The mechanic did some type of work where he had to disconnect your battery either for access or safety. Unfortunately this looks like an attempt to steal the radio to the anti-theft system built into it. Find the packet of info from the dealer when the car was originally purchased and look for a card with a code for the radio printed or embossed on it. If the radio has ever been replaced it will be with the paperwork from the new radio.
The user manual for the radio or vehicle will tell you how to input the code.
If you can't find the code card, try one of the following:
1. For an OEM radio go to the original dealer(if known) and they can give you the code. You may need to prove ownership of the vehicle to them.
2. If you don't know the dealer, try any dealer.
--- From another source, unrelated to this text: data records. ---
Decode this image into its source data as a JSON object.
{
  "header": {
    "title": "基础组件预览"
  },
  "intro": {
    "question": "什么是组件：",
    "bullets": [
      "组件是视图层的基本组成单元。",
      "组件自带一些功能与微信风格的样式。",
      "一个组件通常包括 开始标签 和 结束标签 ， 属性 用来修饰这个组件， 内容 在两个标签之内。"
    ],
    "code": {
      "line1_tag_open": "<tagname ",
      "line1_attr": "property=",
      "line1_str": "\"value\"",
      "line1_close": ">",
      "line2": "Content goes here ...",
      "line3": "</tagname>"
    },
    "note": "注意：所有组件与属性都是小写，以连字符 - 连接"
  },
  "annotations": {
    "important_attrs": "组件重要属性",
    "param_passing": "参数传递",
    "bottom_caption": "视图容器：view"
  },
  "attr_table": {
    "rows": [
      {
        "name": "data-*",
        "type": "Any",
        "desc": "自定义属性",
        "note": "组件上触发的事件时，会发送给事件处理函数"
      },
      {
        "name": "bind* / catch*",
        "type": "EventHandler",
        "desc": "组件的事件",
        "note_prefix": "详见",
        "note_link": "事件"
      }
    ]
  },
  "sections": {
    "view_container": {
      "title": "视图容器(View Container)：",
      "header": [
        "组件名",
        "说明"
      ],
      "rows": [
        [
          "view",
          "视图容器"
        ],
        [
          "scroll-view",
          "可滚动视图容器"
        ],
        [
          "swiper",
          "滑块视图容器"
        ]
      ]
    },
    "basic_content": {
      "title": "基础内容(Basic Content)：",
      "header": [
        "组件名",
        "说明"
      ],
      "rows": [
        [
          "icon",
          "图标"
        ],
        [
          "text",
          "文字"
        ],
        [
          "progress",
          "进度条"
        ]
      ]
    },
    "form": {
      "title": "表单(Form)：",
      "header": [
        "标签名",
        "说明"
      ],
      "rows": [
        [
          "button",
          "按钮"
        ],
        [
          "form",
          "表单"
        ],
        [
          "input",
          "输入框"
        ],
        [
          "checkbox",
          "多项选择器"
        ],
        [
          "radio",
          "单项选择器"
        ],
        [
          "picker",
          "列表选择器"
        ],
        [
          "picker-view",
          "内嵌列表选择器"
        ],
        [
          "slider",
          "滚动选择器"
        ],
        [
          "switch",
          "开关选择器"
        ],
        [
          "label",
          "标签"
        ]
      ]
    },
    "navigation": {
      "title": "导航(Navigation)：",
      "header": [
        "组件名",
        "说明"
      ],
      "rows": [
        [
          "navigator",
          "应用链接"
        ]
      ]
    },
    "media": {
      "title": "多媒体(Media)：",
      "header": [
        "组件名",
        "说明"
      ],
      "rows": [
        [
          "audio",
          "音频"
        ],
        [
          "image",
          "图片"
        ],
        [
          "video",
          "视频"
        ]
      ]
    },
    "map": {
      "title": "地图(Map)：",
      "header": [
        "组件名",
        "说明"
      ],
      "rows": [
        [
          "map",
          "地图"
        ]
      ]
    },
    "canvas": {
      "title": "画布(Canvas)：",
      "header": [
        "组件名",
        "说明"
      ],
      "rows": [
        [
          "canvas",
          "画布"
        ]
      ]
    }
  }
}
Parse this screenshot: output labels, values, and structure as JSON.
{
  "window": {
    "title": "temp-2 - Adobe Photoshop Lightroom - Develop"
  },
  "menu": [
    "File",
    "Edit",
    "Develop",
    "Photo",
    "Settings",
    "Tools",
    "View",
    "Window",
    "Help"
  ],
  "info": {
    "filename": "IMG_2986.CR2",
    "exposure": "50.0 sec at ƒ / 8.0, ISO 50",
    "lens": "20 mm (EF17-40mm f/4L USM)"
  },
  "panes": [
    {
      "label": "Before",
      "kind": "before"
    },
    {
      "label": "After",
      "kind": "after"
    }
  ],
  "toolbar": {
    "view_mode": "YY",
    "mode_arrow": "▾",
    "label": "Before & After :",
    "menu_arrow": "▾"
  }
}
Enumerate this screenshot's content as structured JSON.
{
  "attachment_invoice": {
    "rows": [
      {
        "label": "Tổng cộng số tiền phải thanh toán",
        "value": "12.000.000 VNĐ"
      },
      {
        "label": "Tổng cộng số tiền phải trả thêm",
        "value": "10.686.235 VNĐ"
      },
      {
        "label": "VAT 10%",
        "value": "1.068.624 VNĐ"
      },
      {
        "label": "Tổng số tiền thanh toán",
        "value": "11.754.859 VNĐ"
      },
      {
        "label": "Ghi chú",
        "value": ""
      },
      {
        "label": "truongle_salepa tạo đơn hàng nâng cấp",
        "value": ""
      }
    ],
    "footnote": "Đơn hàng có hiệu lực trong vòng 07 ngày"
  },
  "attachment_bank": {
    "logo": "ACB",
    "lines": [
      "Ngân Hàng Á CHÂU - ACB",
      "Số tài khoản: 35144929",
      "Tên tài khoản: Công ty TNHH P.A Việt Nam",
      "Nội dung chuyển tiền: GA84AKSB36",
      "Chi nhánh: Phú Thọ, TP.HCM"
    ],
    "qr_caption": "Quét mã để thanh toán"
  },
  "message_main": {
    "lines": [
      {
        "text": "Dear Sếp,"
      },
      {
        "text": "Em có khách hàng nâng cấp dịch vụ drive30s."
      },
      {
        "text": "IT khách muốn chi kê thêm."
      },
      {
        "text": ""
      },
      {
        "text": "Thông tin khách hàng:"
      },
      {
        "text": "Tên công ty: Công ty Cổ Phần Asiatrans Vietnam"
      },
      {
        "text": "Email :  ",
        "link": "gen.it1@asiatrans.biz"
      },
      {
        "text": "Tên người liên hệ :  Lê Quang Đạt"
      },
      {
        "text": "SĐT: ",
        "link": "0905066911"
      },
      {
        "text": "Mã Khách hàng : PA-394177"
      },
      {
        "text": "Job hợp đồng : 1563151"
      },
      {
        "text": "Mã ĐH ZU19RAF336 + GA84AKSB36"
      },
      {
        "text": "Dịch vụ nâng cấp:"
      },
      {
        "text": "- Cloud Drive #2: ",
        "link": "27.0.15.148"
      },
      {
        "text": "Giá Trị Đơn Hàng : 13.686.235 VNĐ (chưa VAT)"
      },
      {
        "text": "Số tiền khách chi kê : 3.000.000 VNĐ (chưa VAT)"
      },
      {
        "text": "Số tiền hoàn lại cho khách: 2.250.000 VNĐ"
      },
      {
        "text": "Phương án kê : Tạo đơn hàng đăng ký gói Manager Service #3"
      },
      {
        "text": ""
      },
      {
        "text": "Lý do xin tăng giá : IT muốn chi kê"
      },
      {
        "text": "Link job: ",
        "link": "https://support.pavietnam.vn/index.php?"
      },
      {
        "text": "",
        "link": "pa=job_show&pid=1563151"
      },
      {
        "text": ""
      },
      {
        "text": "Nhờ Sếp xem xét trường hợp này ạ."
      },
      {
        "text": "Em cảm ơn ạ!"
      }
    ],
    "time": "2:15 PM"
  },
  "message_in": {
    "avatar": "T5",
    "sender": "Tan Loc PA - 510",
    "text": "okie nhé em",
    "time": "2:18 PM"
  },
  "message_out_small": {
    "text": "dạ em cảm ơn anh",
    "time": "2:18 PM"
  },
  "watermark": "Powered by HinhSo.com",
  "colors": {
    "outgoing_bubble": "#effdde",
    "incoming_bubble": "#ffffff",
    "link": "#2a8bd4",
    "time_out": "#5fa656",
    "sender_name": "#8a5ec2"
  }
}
They should be able to help but may charge you a bit.
3. If it's an aftermarket radio try the store where it was bought or the manufacturer
Posted on Jul 18, 2009
a 6ya expert can help you resolve that issue over the phone in a minute or two.
best thing about this new service is that you are never placed on hold and get to talk to real repairmen in the US.
the service is completely free and covers almost anything you can think of (from cars to computers, handyman, and even drones).
click here to download the app (for users in the US for now) and get all the help you need.
Posted on Jan 02, 2017
Tips for a great answer:
Mar 24, 2017 | Cars & Trucks
Sep 05, 2010 | 2006 Saturn L300
Mar 27, 2010 | 2007 Hyundai Accent GS Hatchback
Jan 06, 2010 | 2002 Ford Explorer
Oct 25, 2009 | 1994 Oldsmobile Cutlass Supreme
Oct 15, 2009 | 1998 Mitsubishi Eclipse
Sep 04, 2009 | Infinity Reference 1211a Car Audio...
Mar 18, 2009 | 2001 Audi A4
Oct 18, 2017 | Car Audio & Video
76 people viewed this question
Usually answered in minutes!